          > When something isn't good, you needn't pretend that it is,

          from the link you provided…

          • pvg 14 days ago

            That's right, except you skipped all the other bits in the link provided -

            Be respectful. Anyone sharing work is making a contribution, however modest.

            Ask questions out of curiosity. Don't cross-examine.

            Instead of "you're doing it wrong", suggest alternatives. When someone is learning, help them learn more.

            When something isn't good, you needn't pretend that it is, but don't be gratuitously negative.

            Reflexive snark comment that's not even about the thing being shown is none of that. And there's also

            Please don't post shallow dismissals, especially of other people's work.

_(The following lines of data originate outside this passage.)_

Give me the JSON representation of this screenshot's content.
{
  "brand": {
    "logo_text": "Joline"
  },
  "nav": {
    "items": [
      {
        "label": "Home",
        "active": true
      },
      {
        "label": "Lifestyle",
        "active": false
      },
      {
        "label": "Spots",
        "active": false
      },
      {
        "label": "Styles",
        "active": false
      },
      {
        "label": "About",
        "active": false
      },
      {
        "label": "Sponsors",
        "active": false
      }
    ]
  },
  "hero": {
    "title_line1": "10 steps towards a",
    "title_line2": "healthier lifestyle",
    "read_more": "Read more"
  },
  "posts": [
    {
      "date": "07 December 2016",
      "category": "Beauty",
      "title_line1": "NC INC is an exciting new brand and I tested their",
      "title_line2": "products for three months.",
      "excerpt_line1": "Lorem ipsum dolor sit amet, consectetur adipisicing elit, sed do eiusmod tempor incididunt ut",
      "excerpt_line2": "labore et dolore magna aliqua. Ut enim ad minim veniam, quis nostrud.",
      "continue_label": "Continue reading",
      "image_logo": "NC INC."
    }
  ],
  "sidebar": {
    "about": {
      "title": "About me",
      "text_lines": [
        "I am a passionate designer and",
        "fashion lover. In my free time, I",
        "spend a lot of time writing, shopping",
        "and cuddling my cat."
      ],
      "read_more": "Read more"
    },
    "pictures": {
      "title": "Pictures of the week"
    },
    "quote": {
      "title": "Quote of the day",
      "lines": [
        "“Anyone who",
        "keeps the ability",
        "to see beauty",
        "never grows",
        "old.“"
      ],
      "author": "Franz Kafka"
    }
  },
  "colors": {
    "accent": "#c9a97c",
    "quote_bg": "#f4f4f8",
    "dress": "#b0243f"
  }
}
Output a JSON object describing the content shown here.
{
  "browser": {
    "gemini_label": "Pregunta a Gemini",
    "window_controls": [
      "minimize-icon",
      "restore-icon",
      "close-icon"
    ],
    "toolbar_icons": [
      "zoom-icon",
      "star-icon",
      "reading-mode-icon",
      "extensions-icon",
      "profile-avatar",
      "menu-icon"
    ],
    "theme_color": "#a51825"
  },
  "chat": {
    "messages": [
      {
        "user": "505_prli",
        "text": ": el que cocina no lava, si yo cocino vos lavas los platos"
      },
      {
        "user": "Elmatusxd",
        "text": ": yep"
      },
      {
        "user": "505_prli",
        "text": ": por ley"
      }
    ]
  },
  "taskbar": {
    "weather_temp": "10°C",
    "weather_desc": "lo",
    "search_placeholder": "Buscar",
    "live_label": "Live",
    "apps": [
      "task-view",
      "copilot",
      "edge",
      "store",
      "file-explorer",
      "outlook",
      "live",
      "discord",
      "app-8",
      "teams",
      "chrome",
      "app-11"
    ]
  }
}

            • bombolo 10 days ago

              I did suggest an alternative: not running js.

              You clearly don't like my idea, but that doesn't mean it isn't valid.

  • balls187 15 days ago

    The docs are confusing.

    This is really about how to make your UI more responsive by performing intensive tasks only when your browser isn’t doing any other tasks related to the javascript code.

    In non JS applications, you typically would do this on any thread but the UI thread. But with Javascript, you have the option of doing tasks on the main thread, but only when all other tasks are not being executed. IE a priority queue.

  • onion2k 15 days ago

    But then my contact form won't work!


  • SketchySeaBeast 15 days ago

    But what if we want a site that's more interactive than a blog?

    • MichaelCollins 15 days ago

      Who's 'we'? The user, or the web dev? Most javascript exists to scratch the itch of the webdev who made it, doing shit no user ever asked for.

      • SketchySeaBeast 15 days ago

        Well, people who don't want to keep refreshing the page to see the site update. That's not just "[scratching] the itch of the webdev who made it".

  • newbieuser 15 days ago

    you are absolutely right. we should completely throw away the development of browser APIs over the years and develop sites with html 4.0

    • sirwhinesalot 15 days ago

      Is... is it bad that I think that might not actually be so bad? I never had an issue with full page reloads of a damn blog, but somehow it's all SPA garbage these days and all the sites have errors in one or more browsers but miraculously keep chugging along (except when they don't and there's a blank page).

      At least in the old days if CSS or JS didn't load, you still got a semi-usable page.

      Turning HTML+CSS+JS into an application platform has been one of the most fundamentally stupid things we've done as a field and we'll keep paying for it for years on end, second only to not adding slices to C.

    • RunSet 15 days ago

      This but unironically.

    • dahfizz 15 days ago

      The web was a much better place 10 years ago.

    • togaen 15 days ago

      Totally agree with this, actually.

    • wonnage 15 days ago

      Incoming flood of edgelord comments saying they think that would be better

      • newbieuser 15 days ago

        I made this comment to summon them. they come out of their caves when they see something about no js lol